Brazil and Germany: A 21st-Century Relationship – Opportunities in Trade, Investment and Finance

On the surface, it would seem that Brazil and Germany present many opportunities for fruitful bilateral trade and investment. In terms of comparative advantages, the Brazilian export portfolio tacks heavily towards precisely the raw materials German manufacturers require—and lack domestically. Conversely, German producers specializing in high-end technological and knowledge-based goods could find an expanding consumer base both in the burgeoning Brazilian middle class and in business-to-business trade with Brazilian partners. In terms of investment, Brazil would appear to be a prime destination for surplus German savings. For example, Brazil faces an infrastructure deficit while German firms have achieved particular sophistication in this field. For German firms, investment in this sector in Brazil can offer returns currently unavailable in continental Europe.

To an extent, the statistics reflect the growing opportunities between the two. As this study demonstrates, both bilateral trade and investment have increased in recent years. Nevertheless, the relationship has yet to reach its full potential. Politics and policies have curtailed trade expansion. Brazil’s membership in the Mercosul trade bloc and Germany’s membership in the European Union have hampered the pair’s ability to forward a bilateral trade agreement, as each bloc maintains certain defensive positions that limit the other from exercising its comparative advantages. Capital flows between the two countries—especially long-term foreign direct investments—remain underwhelming.

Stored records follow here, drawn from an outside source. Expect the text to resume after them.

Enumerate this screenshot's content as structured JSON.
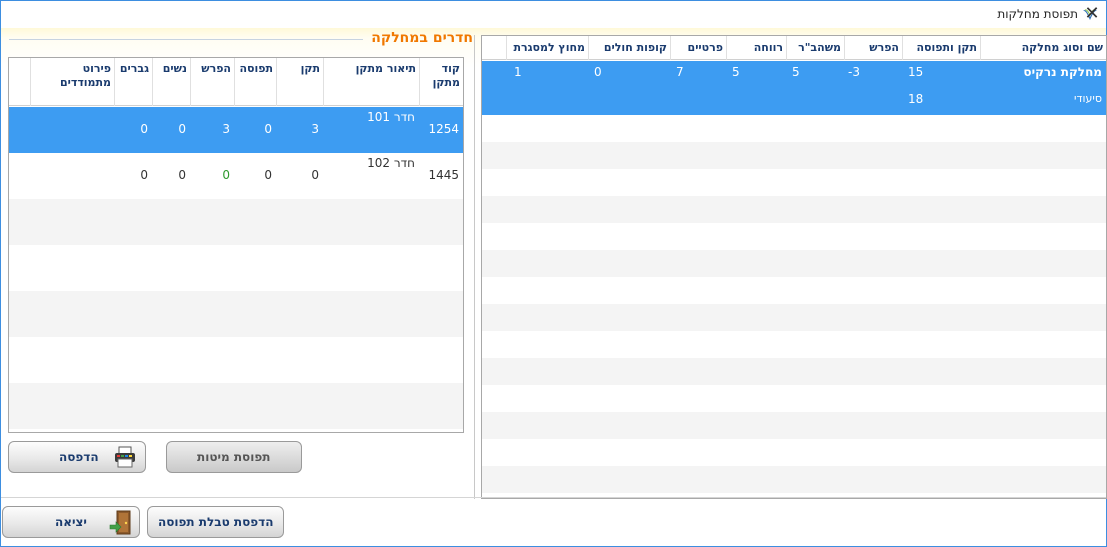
{
  "window": {
    "title": "תפוסת מחלקות",
    "close_glyph": "✕"
  },
  "right_grid": {
    "columns": [
      "שם וסוג מחלקה",
      "תקן ותפוסה",
      "הפרש",
      "משהב\"ר",
      "רווחה",
      "פרטיים",
      "קופות חולים",
      "מחוץ למסגרת"
    ],
    "row": {
      "name": "מחלקת נרקיס",
      "type": "סיעודי",
      "standard": "15",
      "occupancy": "18",
      "difference": "-3",
      "ministry": "5",
      "welfare": "5",
      "private": "7",
      "hmo": "0",
      "outside": "1"
    }
  },
  "left_panel": {
    "title": "חדרים במחלקה",
    "columns": [
      "קוד מתקן",
      "תיאור מתקן",
      "תקן",
      "תפוסה",
      "הפרש",
      "נשים",
      "גברים",
      "פירוט מתמודדים"
    ],
    "rows": [
      {
        "code": "1254",
        "desc": "חדר 101",
        "standard": "3",
        "occupancy": "0",
        "difference": "3",
        "women": "0",
        "men": "0"
      },
      {
        "code": "1445",
        "desc": "חדר 102",
        "standard": "0",
        "occupancy": "0",
        "difference": "0",
        "women": "0",
        "men": "0"
      }
    ]
  },
  "buttons": {
    "print": "הדפסה",
    "bed_occupancy": "תפוסת מיטות",
    "print_occupancy_table": "הדפסת טבלת תפוסה",
    "exit": "יציאה"
  },
  "colors": {
    "selected_row": "#3d9cf2",
    "section_title": "#f07800",
    "header_text": "#1a3b6e",
    "positive_diff": "#2e9a2e"
  }
}
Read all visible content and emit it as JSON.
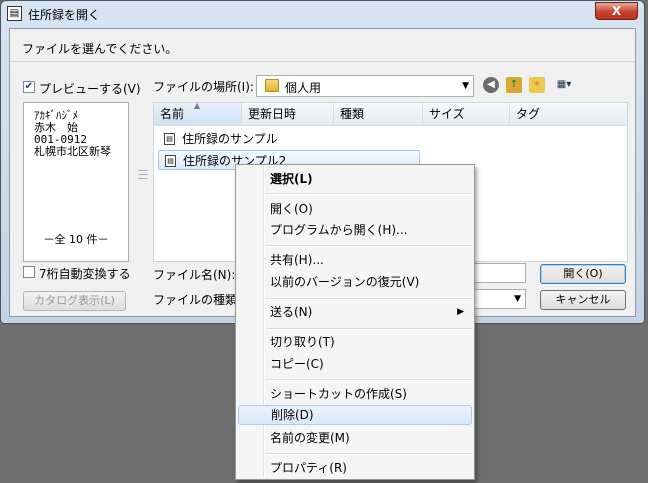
{
  "window": {
    "title": "住所録を開く",
    "close_glyph": "X",
    "title_icon": "address-book-icon"
  },
  "dialog": {
    "instruction": "ファイルを選んでください。",
    "preview_checkbox": {
      "label": "プレビューする(V)",
      "checked": true
    },
    "preview": {
      "lines": [
        "ｱｶｷﾞﾊｼﾞﾒ",
        "赤木　始",
        "001-0912",
        "札幌市北区新琴"
      ],
      "count": "－全 10 件－"
    },
    "seven_digit_checkbox": {
      "label": "7桁自動変換する",
      "checked": false
    },
    "catalog_button": "カタログ表示(L)",
    "location_label": "ファイルの場所(I):",
    "location_value": "個人用",
    "columns": [
      "名前",
      "更新日時",
      "種類",
      "サイズ",
      "タグ"
    ],
    "files": [
      "住所録のサンプル",
      "住所録のサンプル2"
    ],
    "filename_label": "ファイル名(N):",
    "filetype_label": "ファイルの種類(T):",
    "open_button": "開く(O)",
    "cancel_button": "キャンセル"
  },
  "context_menu": {
    "items": [
      {
        "label": "選択(L)",
        "bold": true
      },
      {
        "label": "開く(O)"
      },
      {
        "label": "プログラムから開く(H)..."
      },
      {
        "label": "共有(H)..."
      },
      {
        "label": "以前のバージョンの復元(V)"
      },
      {
        "label": "送る(N)",
        "submenu": true
      },
      {
        "label": "切り取り(T)"
      },
      {
        "label": "コピー(C)"
      },
      {
        "label": "ショートカットの作成(S)"
      },
      {
        "label": "削除(D)",
        "highlighted": true
      },
      {
        "label": "名前の変更(M)"
      },
      {
        "label": "プロパティ(R)"
      }
    ]
  },
  "colors": {
    "accent": "#3c7fb1",
    "close": "#c7422a",
    "dialog_bg": "#f0f0f0"
  }
}
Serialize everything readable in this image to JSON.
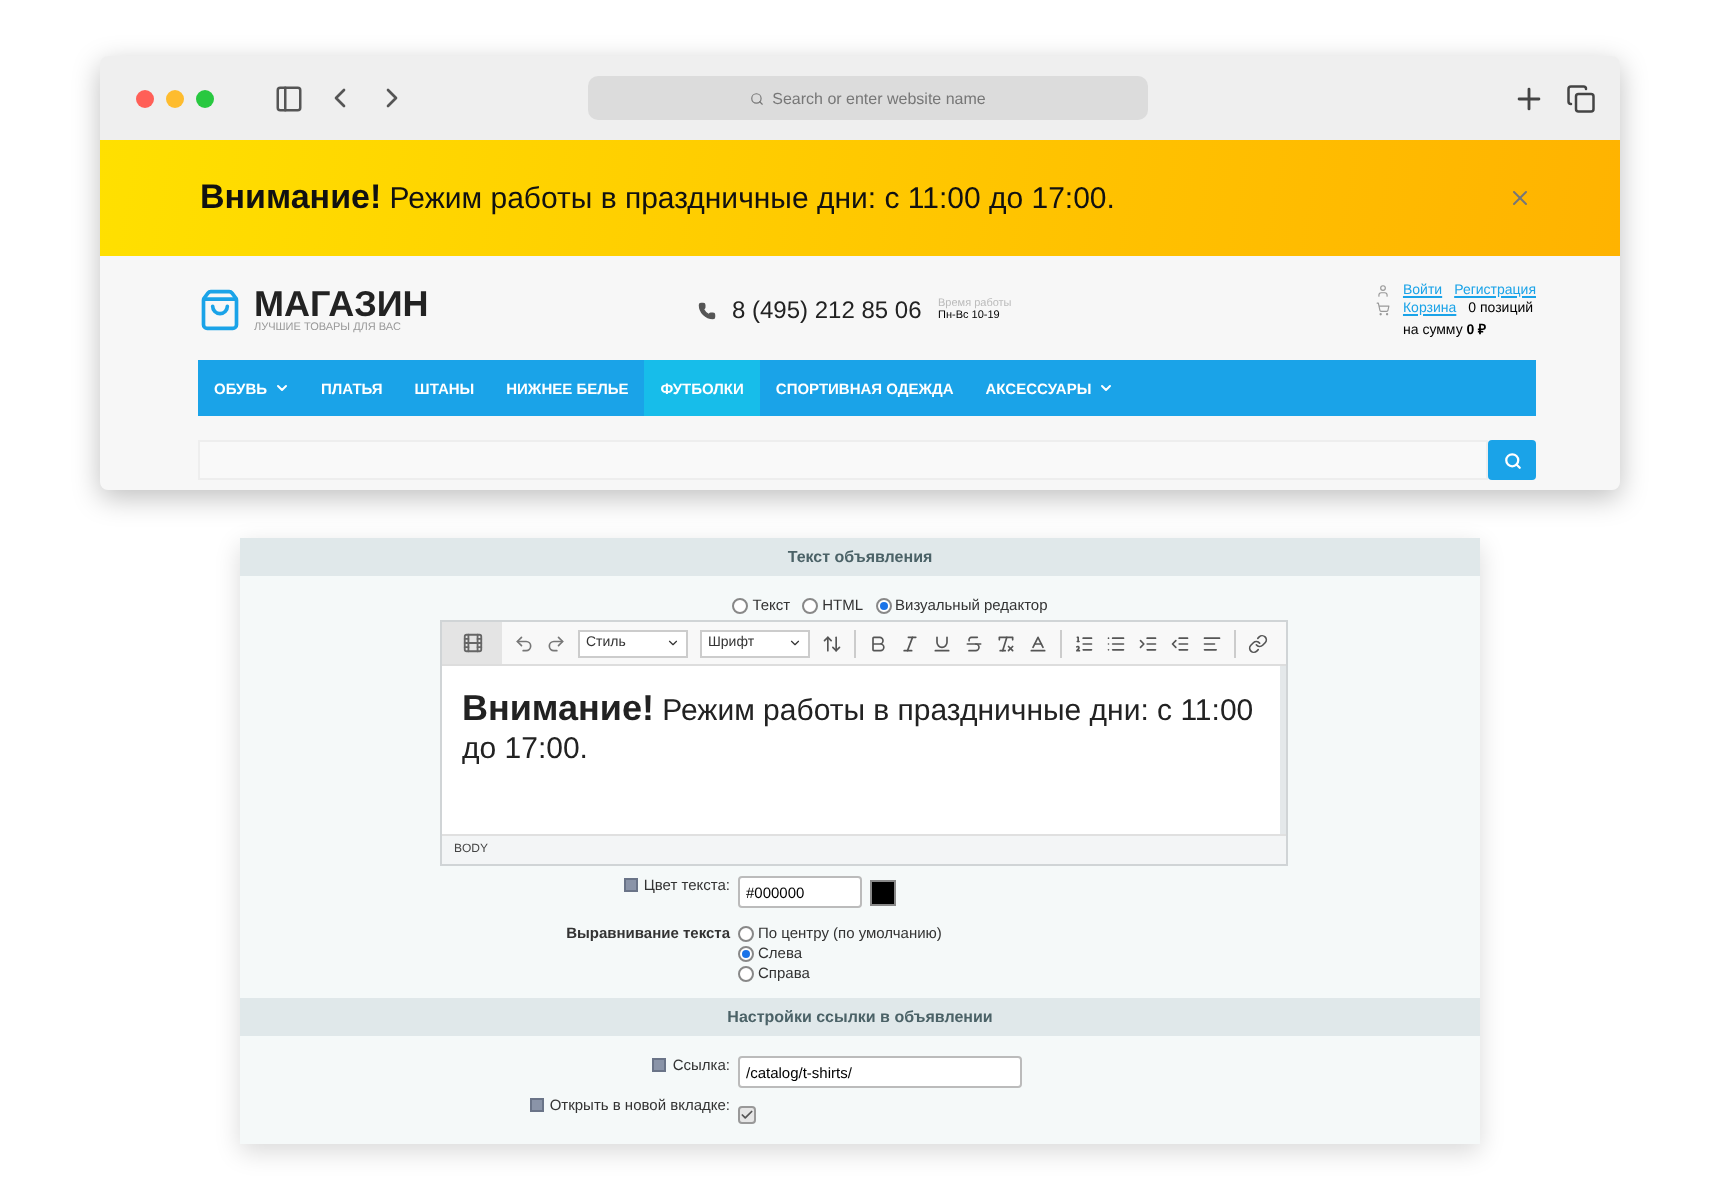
{
  "browser": {
    "address_placeholder": "Search or enter website name"
  },
  "banner": {
    "text": "**Внимание!** Режим работы в праздничные дни: с 11:00 до 17:00."
  },
  "site": {
    "logo": {
      "name": "МАГАЗИН",
      "tagline": "ЛУЧШИЕ ТОВАРЫ ДЛЯ ВАС"
    },
    "phone": "8 (495) 212 85 06",
    "hours": {
      "label": "Время работы",
      "value": "Пн-Вс 10-19"
    },
    "account": {
      "login": "Войти",
      "register": "Регистрация",
      "cart": "Корзина",
      "cart_count": "0 позиций",
      "sum": "на сумму **0 ₽**"
    }
  },
  "nav": [
    {
      "label": "ОБУВЬ",
      "selected": false,
      "dropdown": true
    },
    {
      "label": "ПЛАТЬЯ",
      "selected": false,
      "dropdown": false
    },
    {
      "label": "ШТАНЫ",
      "selected": false,
      "dropdown": false
    },
    {
      "label": "НИЖНЕЕ БЕЛЬЕ",
      "selected": false,
      "dropdown": false
    },
    {
      "label": "ФУТБОЛКИ",
      "selected": true,
      "dropdown": false
    },
    {
      "label": "СПОРТИВНАЯ ОДЕЖДА",
      "selected": false,
      "dropdown": false
    },
    {
      "label": "АКСЕССУАРЫ",
      "selected": false,
      "dropdown": true
    }
  ],
  "admin": {
    "section_title": "Текст объявления",
    "modes": [
      {
        "label": "Текст",
        "selected": false
      },
      {
        "label": "HTML",
        "selected": false
      },
      {
        "label": "Визуальный редактор",
        "selected": true
      }
    ],
    "editor": {
      "style_select": "Стиль",
      "font_select": "Шрифт",
      "content": "**Внимание!** Режим работы в праздничные дни: с 11:00 до 17:00.",
      "status": "BODY"
    },
    "text_color": {
      "label": "Цвет текста:",
      "value": "#000000"
    },
    "alignment": {
      "label": "Выравнивание текста",
      "options": [
        {
          "label": "По центру (по умолчанию)",
          "selected": false
        },
        {
          "label": "Слева",
          "selected": true
        },
        {
          "label": "Справа",
          "selected": false
        }
      ]
    },
    "link_section_title": "Настройки ссылки в объявлении",
    "link": {
      "label": "Ссылка:",
      "value": "/catalog/t-shirts/"
    },
    "new_tab": {
      "label": "Открыть в новой вкладке:",
      "checked": true
    }
  }
}
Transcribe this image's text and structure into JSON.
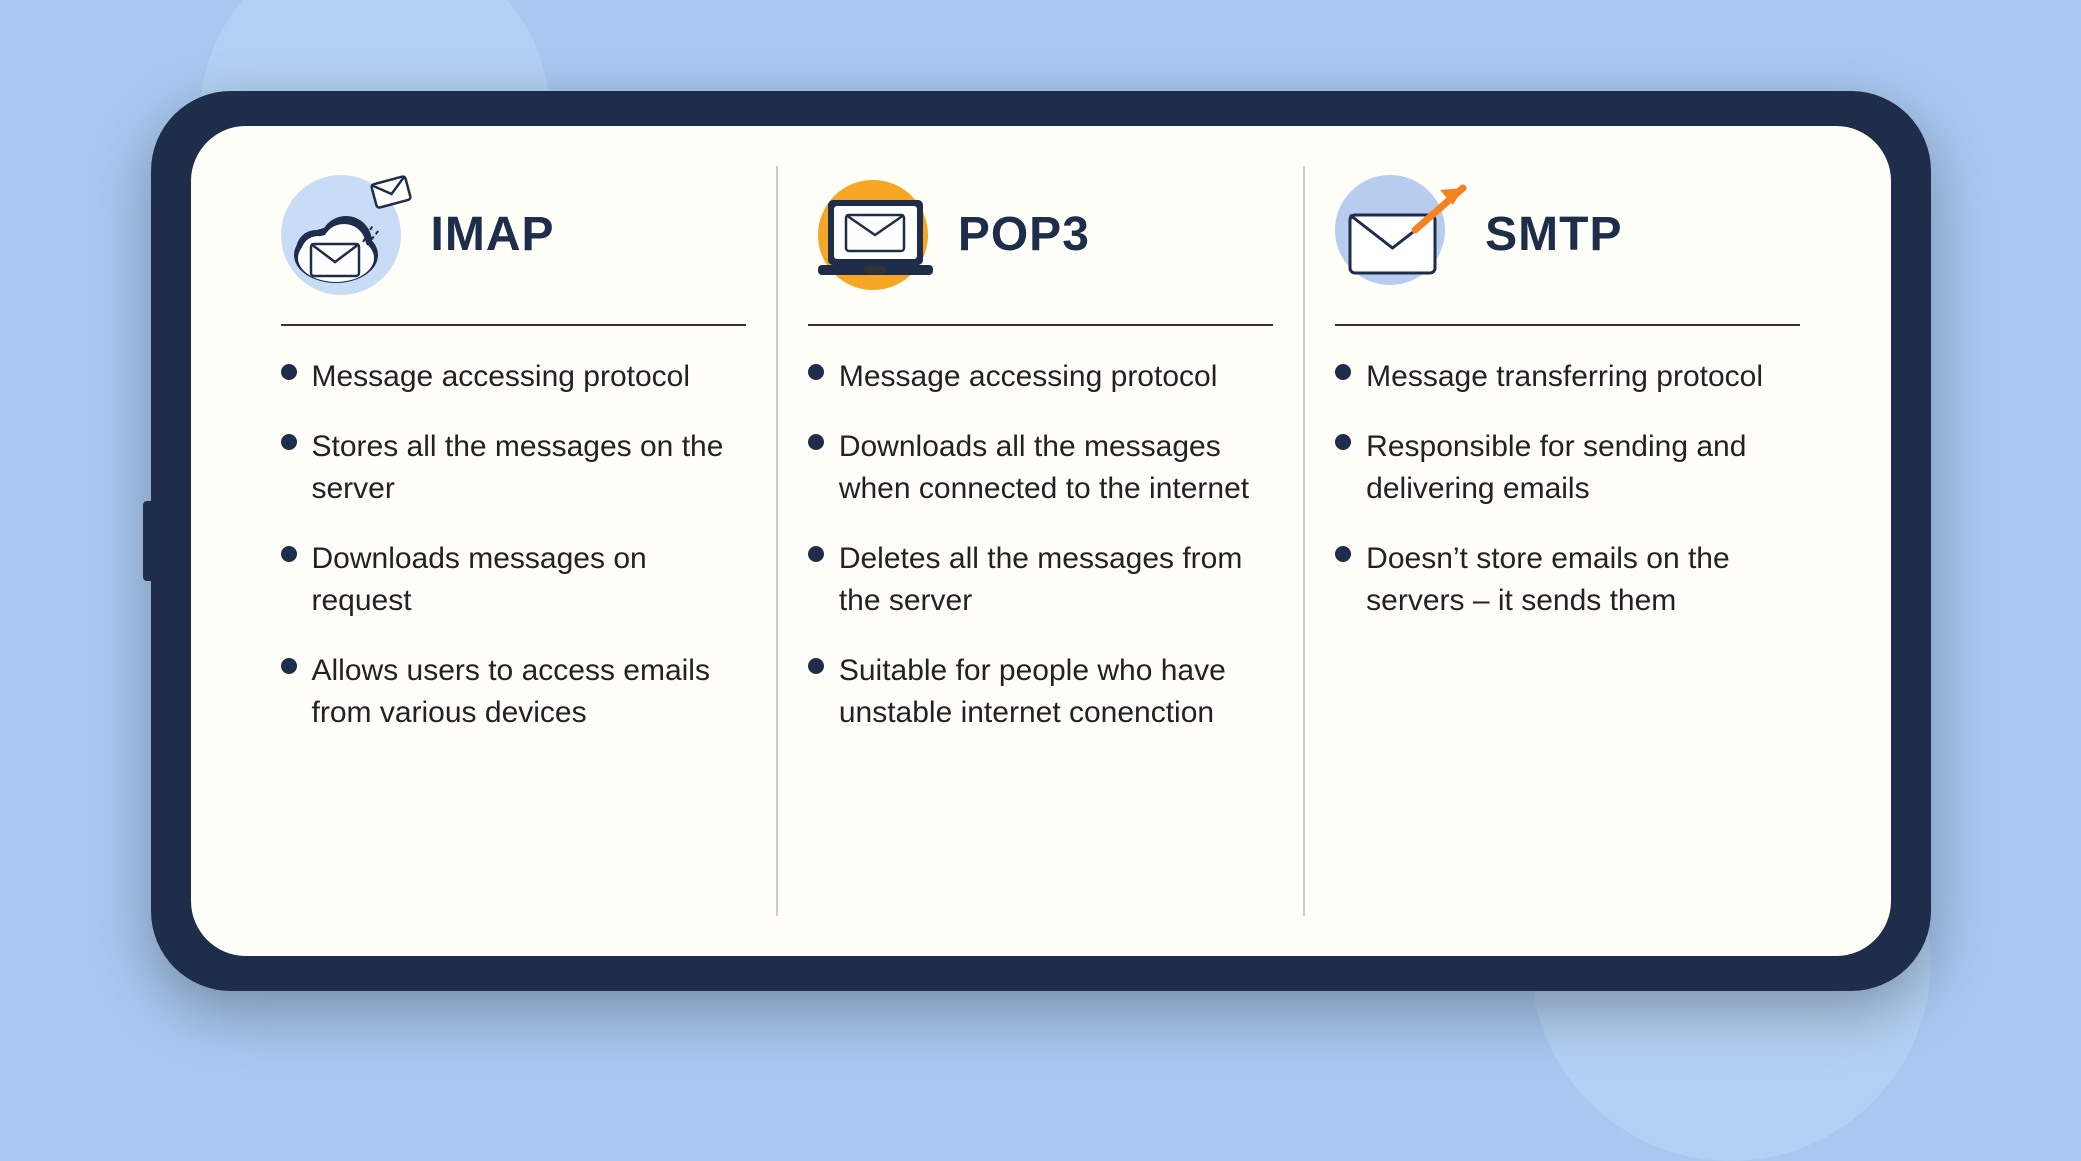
{
  "background_color": "#a8c8f0",
  "columns": [
    {
      "id": "imap",
      "title": "IMAP",
      "icon_type": "cloud-email",
      "icon_bg_color": "#c5d9f5",
      "bullet_points": [
        "Message accessing protocol",
        "Stores all the messages on the server",
        "Downloads messages on request",
        "Allows users to access emails from various devices"
      ]
    },
    {
      "id": "pop3",
      "title": "POP3",
      "icon_type": "laptop-email",
      "icon_bg_color": "#f5a623",
      "bullet_points": [
        "Message accessing protocol",
        "Downloads all the messages when connected to the internet",
        "Deletes all the messages from the server",
        "Suitable for people who have unstable internet conenction"
      ]
    },
    {
      "id": "smtp",
      "title": "SMTP",
      "icon_type": "email-arrow",
      "icon_bg_color": "#b8ccf0",
      "bullet_points": [
        "Message transferring protocol",
        "Responsible for sending and delivering emails",
        "Doesn’t store emails on the servers – it sends them"
      ]
    }
  ]
}
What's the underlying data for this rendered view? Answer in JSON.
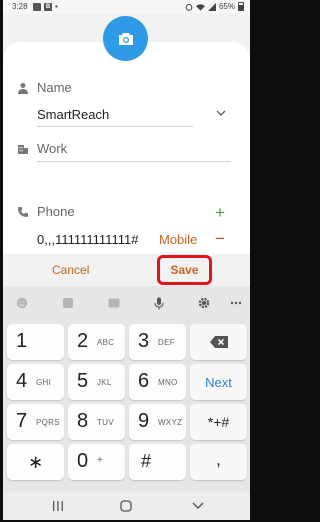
{
  "status_bar": {
    "time": "3:28",
    "battery": "65%"
  },
  "contact": {
    "name_label": "Name",
    "name_value": "SmartReach",
    "work_label": "Work",
    "phone_label": "Phone",
    "phone_value": "0,,,111111111111#",
    "phone_type": "Mobile",
    "add_symbol": "+",
    "remove_symbol": "−"
  },
  "actions": {
    "cancel": "Cancel",
    "save": "Save"
  },
  "keyboard": {
    "keys": [
      {
        "num": "1",
        "letters": ""
      },
      {
        "num": "2",
        "letters": "ABC"
      },
      {
        "num": "3",
        "letters": "DEF"
      },
      {
        "num": "4",
        "letters": "GHI"
      },
      {
        "num": "5",
        "letters": "JKL"
      },
      {
        "num": "6",
        "letters": "MNO"
      },
      {
        "num": "7",
        "letters": "PQRS"
      },
      {
        "num": "8",
        "letters": "TUV"
      },
      {
        "num": "9",
        "letters": "WXYZ"
      },
      {
        "num": "0",
        "letters": "+"
      }
    ],
    "next_label": "Next",
    "star_symbols": "*+#",
    "asterisk": "∗",
    "hash": "#",
    "comma": ","
  },
  "colors": {
    "accent_blue": "#2f9ae6",
    "action_orange": "#c8641e",
    "highlight_red": "#e0141c",
    "plus_green": "#3aa63a",
    "minus_red": "#d4433a"
  }
}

This paper, jointly authored by economists and political scientists from the Bertelsmann Stiftung of Germany and the Fundação Getúlio Vargas of Brazil, reviews economic relations between the two countries with a particular focus on highlighting the opportunities while addressing the bottlenecks that slow bilateral trade and investment.